- RECORD EXTRACTS -
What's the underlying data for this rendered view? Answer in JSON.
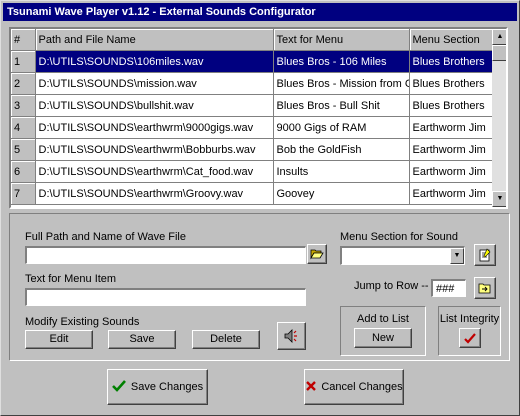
{
  "window": {
    "title": "Tsunami Wave Player v1.12 - External Sounds Configurator"
  },
  "grid": {
    "columns": [
      "#",
      "Path and File Name",
      "Text for Menu",
      "Menu Section"
    ],
    "rows": [
      {
        "num": "1",
        "path": "D:\\UTILS\\SOUNDS\\106miles.wav",
        "text": "Blues Bros - 106 Miles",
        "section": "Blues Brothers",
        "selected": true
      },
      {
        "num": "2",
        "path": "D:\\UTILS\\SOUNDS\\mission.wav",
        "text": "Blues Bros - Mission from God",
        "section": "Blues Brothers"
      },
      {
        "num": "3",
        "path": "D:\\UTILS\\SOUNDS\\bullshit.wav",
        "text": "Blues Bros - Bull Shit",
        "section": "Blues Brothers"
      },
      {
        "num": "4",
        "path": "D:\\UTILS\\SOUNDS\\earthwrm\\9000gigs.wav",
        "text": "9000 Gigs of RAM",
        "section": "Earthworm Jim"
      },
      {
        "num": "5",
        "path": "D:\\UTILS\\SOUNDS\\earthwrm\\Bobburbs.wav",
        "text": "Bob the GoldFish",
        "section": "Earthworm Jim"
      },
      {
        "num": "6",
        "path": "D:\\UTILS\\SOUNDS\\earthwrm\\Cat_food.wav",
        "text": "Insults",
        "section": "Earthworm Jim"
      },
      {
        "num": "7",
        "path": "D:\\UTILS\\SOUNDS\\earthwrm\\Groovy.wav",
        "text": "Goovey",
        "section": "Earthworm Jim"
      }
    ]
  },
  "form": {
    "full_path_label": "Full Path and Name of Wave File",
    "full_path_value": "",
    "menu_text_label": "Text for Menu Item",
    "menu_text_value": "",
    "menu_section_label": "Menu Section for Sound",
    "menu_section_value": "",
    "jump_label": "Jump to Row --",
    "jump_value": "###",
    "modify_label": "Modify Existing Sounds",
    "edit_label": "Edit",
    "save_label": "Save",
    "delete_label": "Delete",
    "add_label": "Add to List",
    "new_label": "New",
    "integrity_label": "List Integrity"
  },
  "footer": {
    "save_changes_label": "Save Changes",
    "cancel_changes_label": "Cancel Changes"
  },
  "icons": {
    "browse": "folder-open-icon",
    "section_edit": "notepad-icon",
    "jump": "folder-arrow-icon",
    "play": "speaker-icon",
    "integrity": "checkmark-icon",
    "save": "green-checkmark-icon",
    "cancel": "red-x-icon"
  },
  "colors": {
    "titlebar": "#000080",
    "selection": "#000080",
    "check_green": "#008000",
    "x_red": "#c00000"
  }
}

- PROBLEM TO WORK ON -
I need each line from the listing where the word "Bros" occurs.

- COMPLETED TASK -
        "text": "Blues Bros - 106 Miles",
        "text": "Blues Bros - Mission from God",
        "text": "Blues Bros - Bull Shit",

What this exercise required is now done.